          • Squeak squeak: Squeeze a squeaky toy to let baby hear the sound. Next, cover it with a blanket and squeak it again. See how they react to hearing the sound this time and help them pull off the blanket. Helps baby exercise their memory and ability to locate sounds.

          • Bubbles all around: Blow some nice bubbles for baby and let baby pop them when they land. Helps baby learn cause and effect by watching bubbles pop when they land on other things and people.

          • Time to connect: Name the items baby points to and ask questions. For example, if baby points to a toy, ask, "Would you like that toy?" Helps baby learn that gestures have meaning.

          • Spooning: Work with baby to help them eat with a spoon independently, if you haven't already. Place plastic, baby sized utensils on tray so baby can practice scooping food. Helps baby try new tastes and textures while improving motor skills.

          • Balloon Time: Let baby chase a balloon around the room. Baby may be able to sit and catch the balloon if tossed directly to them.

          • Always stay with baby in case the balloon pops. Helps with movement coordination.

          • Toy Offering: Offer toys for baby to hold while they are standing so they have to practice balancing without using their hands.

          • Sponge Bob: Drop some sponges when it's time to bathe baby. Let baby squeeze and soak the sponges to help them strengthen their hands.

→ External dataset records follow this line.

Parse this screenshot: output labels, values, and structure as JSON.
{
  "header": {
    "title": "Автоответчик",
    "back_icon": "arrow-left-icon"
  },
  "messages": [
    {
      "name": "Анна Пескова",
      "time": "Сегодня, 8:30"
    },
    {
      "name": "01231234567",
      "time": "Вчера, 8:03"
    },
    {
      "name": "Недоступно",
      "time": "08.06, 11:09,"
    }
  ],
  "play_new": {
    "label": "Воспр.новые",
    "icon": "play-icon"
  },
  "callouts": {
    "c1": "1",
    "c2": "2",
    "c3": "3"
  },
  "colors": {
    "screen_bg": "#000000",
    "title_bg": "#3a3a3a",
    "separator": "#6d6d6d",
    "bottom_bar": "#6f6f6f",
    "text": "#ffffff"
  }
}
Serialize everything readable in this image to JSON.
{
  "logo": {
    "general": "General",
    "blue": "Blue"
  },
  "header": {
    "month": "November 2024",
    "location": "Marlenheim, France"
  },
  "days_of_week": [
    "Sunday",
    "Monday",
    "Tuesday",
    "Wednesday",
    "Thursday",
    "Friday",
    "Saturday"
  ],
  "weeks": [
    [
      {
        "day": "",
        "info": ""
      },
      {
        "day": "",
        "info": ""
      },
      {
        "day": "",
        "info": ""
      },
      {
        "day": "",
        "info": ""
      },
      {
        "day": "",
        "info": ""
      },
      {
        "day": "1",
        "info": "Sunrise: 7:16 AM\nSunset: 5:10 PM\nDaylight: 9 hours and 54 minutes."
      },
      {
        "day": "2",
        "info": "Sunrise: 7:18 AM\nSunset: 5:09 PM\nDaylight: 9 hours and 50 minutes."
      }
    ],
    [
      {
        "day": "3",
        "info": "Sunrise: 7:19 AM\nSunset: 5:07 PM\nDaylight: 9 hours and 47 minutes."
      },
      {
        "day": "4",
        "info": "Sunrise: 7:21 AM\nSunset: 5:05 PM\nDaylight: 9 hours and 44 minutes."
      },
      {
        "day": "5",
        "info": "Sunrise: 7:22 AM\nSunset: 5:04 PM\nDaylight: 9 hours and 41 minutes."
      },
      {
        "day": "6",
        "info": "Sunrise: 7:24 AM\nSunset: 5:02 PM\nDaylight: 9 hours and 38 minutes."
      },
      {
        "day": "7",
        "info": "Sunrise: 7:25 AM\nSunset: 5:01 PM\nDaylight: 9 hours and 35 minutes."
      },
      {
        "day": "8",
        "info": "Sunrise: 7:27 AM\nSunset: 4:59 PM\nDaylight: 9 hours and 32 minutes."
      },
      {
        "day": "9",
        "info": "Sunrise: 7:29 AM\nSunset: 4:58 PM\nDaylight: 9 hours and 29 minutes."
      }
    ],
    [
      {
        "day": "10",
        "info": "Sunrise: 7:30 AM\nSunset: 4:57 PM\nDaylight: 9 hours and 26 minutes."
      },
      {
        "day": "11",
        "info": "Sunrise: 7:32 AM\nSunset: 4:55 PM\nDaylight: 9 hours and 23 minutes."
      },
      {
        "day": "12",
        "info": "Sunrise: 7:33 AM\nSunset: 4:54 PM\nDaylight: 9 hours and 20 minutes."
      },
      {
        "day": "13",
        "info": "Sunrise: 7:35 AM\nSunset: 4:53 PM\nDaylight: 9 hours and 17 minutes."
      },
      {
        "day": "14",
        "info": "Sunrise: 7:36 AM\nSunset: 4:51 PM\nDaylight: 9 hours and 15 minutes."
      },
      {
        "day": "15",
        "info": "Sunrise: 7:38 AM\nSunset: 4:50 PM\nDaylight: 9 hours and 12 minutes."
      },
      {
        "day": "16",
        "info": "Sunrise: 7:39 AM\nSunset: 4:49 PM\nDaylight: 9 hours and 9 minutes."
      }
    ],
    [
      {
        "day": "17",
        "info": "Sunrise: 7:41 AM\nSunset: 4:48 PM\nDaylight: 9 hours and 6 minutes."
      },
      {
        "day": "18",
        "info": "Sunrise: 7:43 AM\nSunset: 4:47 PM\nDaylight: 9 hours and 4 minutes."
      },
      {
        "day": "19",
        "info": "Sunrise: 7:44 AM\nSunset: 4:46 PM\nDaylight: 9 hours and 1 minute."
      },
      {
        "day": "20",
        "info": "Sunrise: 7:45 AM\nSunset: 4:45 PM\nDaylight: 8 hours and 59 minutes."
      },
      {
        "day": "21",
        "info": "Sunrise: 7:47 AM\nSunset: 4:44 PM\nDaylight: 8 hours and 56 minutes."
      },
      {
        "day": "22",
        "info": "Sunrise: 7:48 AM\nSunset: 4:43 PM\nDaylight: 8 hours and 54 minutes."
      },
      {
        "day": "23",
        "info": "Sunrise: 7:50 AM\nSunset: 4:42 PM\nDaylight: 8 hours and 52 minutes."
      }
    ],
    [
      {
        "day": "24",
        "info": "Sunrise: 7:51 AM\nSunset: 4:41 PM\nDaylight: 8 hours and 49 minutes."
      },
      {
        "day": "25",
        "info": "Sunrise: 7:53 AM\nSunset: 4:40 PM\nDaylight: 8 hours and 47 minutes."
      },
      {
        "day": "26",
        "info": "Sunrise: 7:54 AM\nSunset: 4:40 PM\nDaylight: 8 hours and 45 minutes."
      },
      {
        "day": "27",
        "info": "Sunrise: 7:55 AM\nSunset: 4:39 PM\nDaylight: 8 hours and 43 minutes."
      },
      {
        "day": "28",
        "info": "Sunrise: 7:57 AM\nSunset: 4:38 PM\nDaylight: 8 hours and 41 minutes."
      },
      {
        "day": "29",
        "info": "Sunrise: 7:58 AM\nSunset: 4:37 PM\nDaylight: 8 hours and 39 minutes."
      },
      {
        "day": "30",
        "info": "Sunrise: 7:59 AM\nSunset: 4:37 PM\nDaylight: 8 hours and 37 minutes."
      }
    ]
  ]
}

          • Pudding/Yogurt Painting: Instead of using regular paint, swap it out with pudding or yogurt. Let your toddler draw with these foods on a paper washable plate. Helps baby build fine motor skills, sense of touch and totally safe to eat.

          • Big Kid Cup: Is baby drinking from an open cup yet? Be patient and give baby a lot of time to practice learning new skills. Helps baby meet feeding milestones.

          • My Purse: Fill a purse with items similar to those you usually carry. Include a toy cell phone, mirror, fake keys, and a wallet. Watch as baby takes items out of the purse and plays with them just like you! Helps baby develop fine motor skills and pretend play.

          • Photo Album: Take photos of family and friends close to baby. Place photos in a small photo album and go through the book with baby. Point to every photo and say family members' names. Helps baby build language skills.

          • Stack Town: Give baby stackable items e.g. cups. Baby will enjoy playing with the different sized toys and creating a tall tower. Helps baby develop spatial reasoning skills by learning how different sized items can fit together.

          • Here and there: Instead of using babble or baby words, speak simply to baby. They should understand simple directions like “Pick that toy up” or “No, don’t touch that.” Helps baby develop communication skills.

          • Let's Jam: Give baby two safe objects to smash together e.g. a plastic cup and a wooden spoon and let them discover the sounds they make. Try tapping a simple rhythm and have baby copy you. Helps baby learn how to interact with others.

          • Scent-sation: Keep baby in the kitchen while you cook to let them experience new types of smells. Place a small bit of food, baby lotion, or a flower in different small containers and let baby smell (without inhaling) it. Helps baby develop sense of smell, discover and enjoy new smells.

          • Shoe time: Is baby walking? If they are, get them used to shoes by presenting them as toys. Show them how you put your own shoes and baby will tend to imitate and want to get their shoes on too.